◆ Exercise ◆
Among the lines of the records below, copy those that hold the word "Employ".

◆ The input ◆
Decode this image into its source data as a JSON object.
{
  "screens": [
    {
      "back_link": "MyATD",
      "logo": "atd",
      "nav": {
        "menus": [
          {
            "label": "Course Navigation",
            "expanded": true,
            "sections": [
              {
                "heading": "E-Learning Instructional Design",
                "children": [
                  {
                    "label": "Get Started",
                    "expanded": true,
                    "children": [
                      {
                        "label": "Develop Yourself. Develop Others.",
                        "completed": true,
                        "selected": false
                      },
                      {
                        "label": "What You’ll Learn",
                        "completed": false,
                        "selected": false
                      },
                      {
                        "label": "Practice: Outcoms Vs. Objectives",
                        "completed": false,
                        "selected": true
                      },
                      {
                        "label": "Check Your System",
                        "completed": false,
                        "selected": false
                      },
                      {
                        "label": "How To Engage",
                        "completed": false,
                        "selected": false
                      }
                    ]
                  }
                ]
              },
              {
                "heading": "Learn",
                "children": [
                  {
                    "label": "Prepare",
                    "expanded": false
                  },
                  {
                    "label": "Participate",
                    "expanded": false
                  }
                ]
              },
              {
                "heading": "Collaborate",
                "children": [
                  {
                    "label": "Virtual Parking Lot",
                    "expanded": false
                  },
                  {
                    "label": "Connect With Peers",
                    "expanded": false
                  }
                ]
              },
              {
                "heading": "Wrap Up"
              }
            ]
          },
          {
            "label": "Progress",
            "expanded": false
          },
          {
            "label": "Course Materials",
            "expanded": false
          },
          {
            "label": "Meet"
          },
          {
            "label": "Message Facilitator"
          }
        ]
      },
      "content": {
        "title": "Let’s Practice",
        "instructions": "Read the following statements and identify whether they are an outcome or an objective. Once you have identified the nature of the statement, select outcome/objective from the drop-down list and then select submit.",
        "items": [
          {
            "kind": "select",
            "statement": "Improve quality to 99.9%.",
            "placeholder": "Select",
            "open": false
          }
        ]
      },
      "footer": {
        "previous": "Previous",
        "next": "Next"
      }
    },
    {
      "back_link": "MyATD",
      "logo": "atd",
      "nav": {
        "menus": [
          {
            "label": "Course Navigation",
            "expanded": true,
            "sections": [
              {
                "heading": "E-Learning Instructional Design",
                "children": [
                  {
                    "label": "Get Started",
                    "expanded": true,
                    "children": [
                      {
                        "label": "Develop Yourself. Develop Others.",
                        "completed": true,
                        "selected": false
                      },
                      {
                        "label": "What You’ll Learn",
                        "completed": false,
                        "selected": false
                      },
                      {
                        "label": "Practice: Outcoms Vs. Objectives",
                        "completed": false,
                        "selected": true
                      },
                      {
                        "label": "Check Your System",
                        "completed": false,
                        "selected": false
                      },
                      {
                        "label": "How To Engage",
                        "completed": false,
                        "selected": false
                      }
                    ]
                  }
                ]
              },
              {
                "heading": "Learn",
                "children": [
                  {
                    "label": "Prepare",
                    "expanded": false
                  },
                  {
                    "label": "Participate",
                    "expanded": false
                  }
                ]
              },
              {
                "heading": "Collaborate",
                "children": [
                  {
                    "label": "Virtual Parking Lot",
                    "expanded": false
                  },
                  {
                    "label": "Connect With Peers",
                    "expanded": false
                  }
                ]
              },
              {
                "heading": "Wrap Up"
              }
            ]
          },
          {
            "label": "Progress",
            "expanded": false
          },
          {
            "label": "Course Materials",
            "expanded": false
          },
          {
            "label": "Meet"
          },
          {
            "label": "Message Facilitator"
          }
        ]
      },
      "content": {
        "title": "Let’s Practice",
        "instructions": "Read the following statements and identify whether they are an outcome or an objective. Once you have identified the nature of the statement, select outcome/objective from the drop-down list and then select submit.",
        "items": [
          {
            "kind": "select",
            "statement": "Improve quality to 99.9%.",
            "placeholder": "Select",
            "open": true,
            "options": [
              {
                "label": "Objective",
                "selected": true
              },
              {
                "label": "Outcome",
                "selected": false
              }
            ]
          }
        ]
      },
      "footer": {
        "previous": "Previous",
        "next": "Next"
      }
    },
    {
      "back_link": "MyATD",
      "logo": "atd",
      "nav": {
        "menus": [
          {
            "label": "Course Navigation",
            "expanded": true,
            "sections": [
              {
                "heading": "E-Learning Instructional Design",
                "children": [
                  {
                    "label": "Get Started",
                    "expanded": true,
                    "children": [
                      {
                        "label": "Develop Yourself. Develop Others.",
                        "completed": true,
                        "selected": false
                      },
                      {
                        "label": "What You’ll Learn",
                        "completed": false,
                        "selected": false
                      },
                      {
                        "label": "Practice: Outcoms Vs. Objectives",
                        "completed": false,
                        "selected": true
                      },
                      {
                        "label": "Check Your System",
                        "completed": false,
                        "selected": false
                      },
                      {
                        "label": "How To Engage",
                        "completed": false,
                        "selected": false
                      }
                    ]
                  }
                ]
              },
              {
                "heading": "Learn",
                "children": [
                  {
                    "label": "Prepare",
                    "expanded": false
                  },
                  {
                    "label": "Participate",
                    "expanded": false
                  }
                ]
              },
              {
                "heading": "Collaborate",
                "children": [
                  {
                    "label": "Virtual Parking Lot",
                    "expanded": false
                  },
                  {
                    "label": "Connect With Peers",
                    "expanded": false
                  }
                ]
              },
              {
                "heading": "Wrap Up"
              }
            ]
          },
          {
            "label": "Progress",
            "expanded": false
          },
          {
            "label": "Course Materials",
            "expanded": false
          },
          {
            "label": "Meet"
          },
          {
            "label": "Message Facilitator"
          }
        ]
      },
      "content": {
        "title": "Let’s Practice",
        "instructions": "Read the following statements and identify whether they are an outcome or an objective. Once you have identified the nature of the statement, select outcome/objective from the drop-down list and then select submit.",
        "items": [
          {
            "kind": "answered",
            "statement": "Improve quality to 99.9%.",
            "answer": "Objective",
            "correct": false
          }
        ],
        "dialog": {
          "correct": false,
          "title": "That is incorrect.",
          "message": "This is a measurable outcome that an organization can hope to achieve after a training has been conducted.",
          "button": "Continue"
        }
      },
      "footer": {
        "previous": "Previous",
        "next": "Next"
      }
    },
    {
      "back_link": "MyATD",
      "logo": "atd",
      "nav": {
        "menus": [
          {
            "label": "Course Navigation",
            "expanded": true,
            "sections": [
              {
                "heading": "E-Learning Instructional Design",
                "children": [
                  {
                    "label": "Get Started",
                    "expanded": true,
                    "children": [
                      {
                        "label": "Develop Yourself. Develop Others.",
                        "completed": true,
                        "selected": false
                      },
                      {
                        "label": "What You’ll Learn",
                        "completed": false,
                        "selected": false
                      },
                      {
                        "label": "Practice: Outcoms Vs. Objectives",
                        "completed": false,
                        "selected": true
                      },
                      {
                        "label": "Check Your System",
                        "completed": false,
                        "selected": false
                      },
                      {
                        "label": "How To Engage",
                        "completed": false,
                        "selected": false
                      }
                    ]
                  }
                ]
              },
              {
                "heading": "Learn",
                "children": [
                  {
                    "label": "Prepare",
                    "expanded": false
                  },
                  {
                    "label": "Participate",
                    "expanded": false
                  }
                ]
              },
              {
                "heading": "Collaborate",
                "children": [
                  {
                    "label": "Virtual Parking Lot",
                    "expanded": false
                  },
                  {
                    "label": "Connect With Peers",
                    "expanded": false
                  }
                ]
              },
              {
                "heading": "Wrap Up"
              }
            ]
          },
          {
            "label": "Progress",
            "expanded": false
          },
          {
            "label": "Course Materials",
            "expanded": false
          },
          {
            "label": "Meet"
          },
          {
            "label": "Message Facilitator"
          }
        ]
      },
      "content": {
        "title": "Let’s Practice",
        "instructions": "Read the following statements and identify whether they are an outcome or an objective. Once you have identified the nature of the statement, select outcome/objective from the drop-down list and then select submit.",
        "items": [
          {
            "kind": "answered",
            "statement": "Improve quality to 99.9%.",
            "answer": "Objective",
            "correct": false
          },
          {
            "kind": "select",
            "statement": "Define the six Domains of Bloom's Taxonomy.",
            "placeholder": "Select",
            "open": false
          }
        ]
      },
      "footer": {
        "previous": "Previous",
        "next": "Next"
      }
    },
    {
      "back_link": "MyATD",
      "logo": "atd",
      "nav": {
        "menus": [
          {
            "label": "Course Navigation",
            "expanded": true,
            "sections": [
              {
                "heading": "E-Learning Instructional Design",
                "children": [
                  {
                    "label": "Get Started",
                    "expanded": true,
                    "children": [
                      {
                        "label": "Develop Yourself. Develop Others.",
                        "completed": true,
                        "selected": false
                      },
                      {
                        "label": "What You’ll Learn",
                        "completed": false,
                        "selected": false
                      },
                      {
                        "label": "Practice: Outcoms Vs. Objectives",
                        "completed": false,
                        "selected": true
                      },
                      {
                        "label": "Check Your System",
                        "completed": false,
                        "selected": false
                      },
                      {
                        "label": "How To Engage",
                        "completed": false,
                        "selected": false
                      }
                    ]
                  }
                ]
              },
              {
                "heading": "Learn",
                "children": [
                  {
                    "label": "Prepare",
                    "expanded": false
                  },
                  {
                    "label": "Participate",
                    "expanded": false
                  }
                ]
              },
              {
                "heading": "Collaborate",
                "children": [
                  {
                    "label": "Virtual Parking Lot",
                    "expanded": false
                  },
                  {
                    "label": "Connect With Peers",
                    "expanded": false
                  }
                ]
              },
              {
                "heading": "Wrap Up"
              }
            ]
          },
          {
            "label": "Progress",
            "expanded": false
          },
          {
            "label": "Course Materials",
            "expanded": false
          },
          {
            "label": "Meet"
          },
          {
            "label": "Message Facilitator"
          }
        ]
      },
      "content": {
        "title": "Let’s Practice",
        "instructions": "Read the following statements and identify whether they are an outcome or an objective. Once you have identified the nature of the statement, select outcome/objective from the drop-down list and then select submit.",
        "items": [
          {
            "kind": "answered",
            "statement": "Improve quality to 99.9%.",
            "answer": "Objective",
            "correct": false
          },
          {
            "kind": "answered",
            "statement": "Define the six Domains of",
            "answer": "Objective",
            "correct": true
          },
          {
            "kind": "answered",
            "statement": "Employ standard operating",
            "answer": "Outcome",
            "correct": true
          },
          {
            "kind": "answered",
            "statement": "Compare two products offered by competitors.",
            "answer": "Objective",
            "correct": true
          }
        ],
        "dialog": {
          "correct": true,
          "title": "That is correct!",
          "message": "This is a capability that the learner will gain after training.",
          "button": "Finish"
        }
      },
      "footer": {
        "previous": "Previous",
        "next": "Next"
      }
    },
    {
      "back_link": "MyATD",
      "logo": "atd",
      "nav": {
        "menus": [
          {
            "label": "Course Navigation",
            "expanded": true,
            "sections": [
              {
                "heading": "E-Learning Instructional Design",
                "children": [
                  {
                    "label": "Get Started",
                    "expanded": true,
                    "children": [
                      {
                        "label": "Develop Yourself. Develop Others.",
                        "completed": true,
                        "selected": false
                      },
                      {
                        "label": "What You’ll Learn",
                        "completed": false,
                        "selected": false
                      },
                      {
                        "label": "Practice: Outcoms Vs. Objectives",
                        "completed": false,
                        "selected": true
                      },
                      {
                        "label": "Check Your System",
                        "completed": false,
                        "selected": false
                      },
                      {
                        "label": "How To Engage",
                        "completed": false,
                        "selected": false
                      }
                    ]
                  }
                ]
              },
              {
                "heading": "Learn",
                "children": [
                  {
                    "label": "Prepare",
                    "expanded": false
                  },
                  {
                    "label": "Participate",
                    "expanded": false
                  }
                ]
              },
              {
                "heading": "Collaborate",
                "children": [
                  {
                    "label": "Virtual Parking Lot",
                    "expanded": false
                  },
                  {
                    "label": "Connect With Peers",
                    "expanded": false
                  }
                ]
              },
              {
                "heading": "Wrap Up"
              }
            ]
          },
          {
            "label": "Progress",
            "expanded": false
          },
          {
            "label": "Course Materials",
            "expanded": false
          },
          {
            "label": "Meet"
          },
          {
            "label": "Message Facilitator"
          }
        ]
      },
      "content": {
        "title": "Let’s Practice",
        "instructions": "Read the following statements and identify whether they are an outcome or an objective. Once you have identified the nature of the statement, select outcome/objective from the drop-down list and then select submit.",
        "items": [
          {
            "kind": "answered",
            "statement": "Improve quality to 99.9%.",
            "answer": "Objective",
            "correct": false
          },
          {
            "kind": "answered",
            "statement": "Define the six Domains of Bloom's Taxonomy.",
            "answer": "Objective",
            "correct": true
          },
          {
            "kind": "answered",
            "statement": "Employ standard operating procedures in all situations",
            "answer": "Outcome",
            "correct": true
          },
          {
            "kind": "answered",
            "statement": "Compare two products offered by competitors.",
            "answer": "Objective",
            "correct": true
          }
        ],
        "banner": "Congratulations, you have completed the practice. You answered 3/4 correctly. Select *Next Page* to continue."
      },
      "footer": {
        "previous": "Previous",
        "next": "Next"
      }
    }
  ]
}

◆ Your response ◆
            "statement": "Employ standard operating",
            "statement": "Employ standard operating procedures in all situations",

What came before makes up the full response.